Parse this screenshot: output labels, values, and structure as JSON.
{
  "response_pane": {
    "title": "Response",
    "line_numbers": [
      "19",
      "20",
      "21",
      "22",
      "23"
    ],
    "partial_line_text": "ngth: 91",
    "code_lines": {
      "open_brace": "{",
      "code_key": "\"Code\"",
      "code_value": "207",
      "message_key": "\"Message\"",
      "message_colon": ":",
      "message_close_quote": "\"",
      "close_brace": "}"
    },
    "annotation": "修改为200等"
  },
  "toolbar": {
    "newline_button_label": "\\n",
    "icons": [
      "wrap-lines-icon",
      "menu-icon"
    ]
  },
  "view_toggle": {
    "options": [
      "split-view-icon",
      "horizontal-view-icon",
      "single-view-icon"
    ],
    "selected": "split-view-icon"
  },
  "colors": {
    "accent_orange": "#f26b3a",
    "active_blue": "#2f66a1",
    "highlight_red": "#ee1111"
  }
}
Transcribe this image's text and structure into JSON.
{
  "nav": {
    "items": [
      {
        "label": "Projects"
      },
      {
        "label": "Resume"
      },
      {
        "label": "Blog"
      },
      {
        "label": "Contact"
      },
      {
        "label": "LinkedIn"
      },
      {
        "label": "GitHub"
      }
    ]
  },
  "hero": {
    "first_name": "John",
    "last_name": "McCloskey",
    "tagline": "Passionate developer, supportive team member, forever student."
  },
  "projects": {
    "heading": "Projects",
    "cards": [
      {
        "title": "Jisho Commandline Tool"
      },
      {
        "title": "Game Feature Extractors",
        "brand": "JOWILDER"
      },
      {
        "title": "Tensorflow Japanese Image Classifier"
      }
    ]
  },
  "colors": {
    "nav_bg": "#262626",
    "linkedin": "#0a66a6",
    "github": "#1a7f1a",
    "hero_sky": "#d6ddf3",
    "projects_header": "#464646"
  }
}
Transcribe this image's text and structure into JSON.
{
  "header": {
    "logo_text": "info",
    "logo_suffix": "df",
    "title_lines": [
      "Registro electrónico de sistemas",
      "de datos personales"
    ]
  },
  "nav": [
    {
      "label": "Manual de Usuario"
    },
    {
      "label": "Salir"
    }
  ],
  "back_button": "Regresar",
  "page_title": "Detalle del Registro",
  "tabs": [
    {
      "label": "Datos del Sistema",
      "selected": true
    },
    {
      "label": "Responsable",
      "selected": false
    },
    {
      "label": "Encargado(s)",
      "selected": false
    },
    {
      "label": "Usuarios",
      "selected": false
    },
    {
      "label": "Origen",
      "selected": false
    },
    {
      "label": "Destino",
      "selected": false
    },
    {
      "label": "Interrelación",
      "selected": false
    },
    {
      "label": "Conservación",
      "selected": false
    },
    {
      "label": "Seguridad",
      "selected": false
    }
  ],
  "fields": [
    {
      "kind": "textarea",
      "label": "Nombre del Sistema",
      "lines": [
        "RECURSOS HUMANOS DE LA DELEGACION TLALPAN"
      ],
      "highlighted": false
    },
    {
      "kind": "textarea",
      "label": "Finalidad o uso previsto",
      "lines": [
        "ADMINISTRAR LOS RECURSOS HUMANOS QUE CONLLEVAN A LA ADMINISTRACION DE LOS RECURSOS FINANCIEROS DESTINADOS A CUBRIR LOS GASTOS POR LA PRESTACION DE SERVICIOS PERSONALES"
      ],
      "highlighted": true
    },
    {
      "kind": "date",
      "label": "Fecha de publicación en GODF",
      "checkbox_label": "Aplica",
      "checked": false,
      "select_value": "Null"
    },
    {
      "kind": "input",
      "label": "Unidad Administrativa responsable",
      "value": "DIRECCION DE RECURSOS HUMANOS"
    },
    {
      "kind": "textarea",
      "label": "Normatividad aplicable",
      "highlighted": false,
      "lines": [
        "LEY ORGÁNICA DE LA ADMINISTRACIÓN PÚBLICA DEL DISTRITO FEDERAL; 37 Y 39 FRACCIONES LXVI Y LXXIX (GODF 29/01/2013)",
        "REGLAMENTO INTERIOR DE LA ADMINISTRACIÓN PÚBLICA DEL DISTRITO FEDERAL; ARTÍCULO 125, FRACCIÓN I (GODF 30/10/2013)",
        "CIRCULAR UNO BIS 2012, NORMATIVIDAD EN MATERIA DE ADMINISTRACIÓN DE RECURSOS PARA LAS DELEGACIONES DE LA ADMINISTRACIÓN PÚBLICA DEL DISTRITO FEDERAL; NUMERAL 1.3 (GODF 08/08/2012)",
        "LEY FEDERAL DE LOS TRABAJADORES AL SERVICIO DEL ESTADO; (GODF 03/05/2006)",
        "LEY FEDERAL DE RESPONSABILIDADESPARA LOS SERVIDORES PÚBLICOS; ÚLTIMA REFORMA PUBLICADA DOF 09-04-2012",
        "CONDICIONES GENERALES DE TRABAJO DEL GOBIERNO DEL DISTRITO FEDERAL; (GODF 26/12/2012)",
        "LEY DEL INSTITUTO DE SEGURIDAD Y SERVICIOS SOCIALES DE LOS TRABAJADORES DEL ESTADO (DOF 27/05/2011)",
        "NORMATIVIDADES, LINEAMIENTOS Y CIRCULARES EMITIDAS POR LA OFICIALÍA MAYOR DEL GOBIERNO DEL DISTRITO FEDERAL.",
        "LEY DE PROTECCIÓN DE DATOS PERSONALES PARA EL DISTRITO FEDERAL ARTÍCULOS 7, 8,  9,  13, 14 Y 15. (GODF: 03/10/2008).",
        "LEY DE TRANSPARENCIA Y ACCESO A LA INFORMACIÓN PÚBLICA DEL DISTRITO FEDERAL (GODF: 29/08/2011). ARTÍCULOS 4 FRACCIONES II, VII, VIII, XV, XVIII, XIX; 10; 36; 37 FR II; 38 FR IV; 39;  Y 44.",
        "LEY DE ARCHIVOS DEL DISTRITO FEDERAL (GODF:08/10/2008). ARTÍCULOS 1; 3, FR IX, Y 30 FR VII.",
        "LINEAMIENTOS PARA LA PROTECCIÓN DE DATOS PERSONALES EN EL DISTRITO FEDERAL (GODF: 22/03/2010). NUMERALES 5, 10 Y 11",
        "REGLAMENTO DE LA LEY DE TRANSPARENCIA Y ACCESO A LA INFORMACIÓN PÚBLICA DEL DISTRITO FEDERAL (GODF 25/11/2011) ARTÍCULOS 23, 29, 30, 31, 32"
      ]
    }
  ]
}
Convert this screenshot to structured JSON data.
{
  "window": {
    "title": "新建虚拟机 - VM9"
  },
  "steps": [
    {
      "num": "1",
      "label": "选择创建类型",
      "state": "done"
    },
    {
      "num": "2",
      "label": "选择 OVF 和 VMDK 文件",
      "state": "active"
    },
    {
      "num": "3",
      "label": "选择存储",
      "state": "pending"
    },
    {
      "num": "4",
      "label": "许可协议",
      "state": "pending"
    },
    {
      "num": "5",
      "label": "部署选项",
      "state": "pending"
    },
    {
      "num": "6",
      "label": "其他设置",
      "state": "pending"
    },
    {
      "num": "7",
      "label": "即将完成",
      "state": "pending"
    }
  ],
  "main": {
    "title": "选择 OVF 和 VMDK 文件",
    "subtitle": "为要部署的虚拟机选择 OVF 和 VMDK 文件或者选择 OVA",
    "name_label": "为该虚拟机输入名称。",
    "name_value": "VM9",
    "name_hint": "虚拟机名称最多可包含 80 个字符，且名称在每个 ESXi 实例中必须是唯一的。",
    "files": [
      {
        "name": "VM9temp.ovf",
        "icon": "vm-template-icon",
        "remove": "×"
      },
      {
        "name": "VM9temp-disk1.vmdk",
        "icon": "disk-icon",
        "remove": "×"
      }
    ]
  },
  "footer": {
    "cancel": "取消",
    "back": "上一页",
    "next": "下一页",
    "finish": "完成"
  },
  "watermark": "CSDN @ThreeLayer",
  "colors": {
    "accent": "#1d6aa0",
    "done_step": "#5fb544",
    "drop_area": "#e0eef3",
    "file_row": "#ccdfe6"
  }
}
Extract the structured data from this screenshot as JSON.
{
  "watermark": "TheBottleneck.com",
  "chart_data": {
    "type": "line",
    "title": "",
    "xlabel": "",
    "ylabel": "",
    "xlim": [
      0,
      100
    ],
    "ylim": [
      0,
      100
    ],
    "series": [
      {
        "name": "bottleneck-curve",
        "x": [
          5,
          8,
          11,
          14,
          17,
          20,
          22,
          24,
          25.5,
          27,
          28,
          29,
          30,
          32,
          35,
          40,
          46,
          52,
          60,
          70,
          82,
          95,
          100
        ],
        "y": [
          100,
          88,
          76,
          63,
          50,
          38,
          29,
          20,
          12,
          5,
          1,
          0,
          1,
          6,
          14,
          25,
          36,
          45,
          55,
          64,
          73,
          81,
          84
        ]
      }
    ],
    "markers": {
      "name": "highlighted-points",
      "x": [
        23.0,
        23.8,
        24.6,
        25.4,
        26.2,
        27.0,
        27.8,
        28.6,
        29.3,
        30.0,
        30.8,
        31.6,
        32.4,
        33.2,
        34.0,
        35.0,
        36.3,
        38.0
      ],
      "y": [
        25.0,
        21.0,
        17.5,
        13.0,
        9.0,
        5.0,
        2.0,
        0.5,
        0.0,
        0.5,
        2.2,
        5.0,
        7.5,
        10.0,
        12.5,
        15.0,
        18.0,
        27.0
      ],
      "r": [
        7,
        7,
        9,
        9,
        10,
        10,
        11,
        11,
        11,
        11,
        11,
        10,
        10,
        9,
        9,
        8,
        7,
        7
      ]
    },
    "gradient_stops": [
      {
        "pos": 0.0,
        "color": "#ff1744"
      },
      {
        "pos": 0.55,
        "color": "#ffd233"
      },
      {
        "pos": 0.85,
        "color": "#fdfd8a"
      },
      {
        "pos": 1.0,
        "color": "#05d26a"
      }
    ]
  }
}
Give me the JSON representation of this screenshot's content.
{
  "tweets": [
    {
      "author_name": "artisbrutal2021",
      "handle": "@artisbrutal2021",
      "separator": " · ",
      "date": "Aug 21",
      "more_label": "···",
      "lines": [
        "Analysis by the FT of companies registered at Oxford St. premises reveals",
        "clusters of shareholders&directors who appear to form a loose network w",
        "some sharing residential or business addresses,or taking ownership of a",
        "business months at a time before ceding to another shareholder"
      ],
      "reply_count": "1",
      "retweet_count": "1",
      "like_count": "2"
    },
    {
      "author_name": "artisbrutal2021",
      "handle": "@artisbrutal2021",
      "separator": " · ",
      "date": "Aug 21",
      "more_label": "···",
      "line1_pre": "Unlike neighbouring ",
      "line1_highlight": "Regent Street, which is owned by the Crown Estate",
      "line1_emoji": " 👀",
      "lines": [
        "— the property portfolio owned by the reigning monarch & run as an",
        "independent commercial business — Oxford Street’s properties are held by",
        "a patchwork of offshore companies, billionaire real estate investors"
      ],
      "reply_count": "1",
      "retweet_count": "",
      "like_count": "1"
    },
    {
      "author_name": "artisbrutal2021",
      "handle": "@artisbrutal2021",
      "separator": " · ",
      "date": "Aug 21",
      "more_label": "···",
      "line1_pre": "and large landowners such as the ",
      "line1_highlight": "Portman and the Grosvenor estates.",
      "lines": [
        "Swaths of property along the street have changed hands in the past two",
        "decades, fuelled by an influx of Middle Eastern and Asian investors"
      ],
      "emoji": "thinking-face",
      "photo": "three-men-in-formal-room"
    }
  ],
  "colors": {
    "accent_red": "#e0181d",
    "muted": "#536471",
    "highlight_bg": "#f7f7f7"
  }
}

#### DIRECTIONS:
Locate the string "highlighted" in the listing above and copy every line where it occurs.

#### SOLVED PROBLEM:
      "highlighted": false
      "highlighted": true
      "highlighted": false,
      "name": "highlighted-points",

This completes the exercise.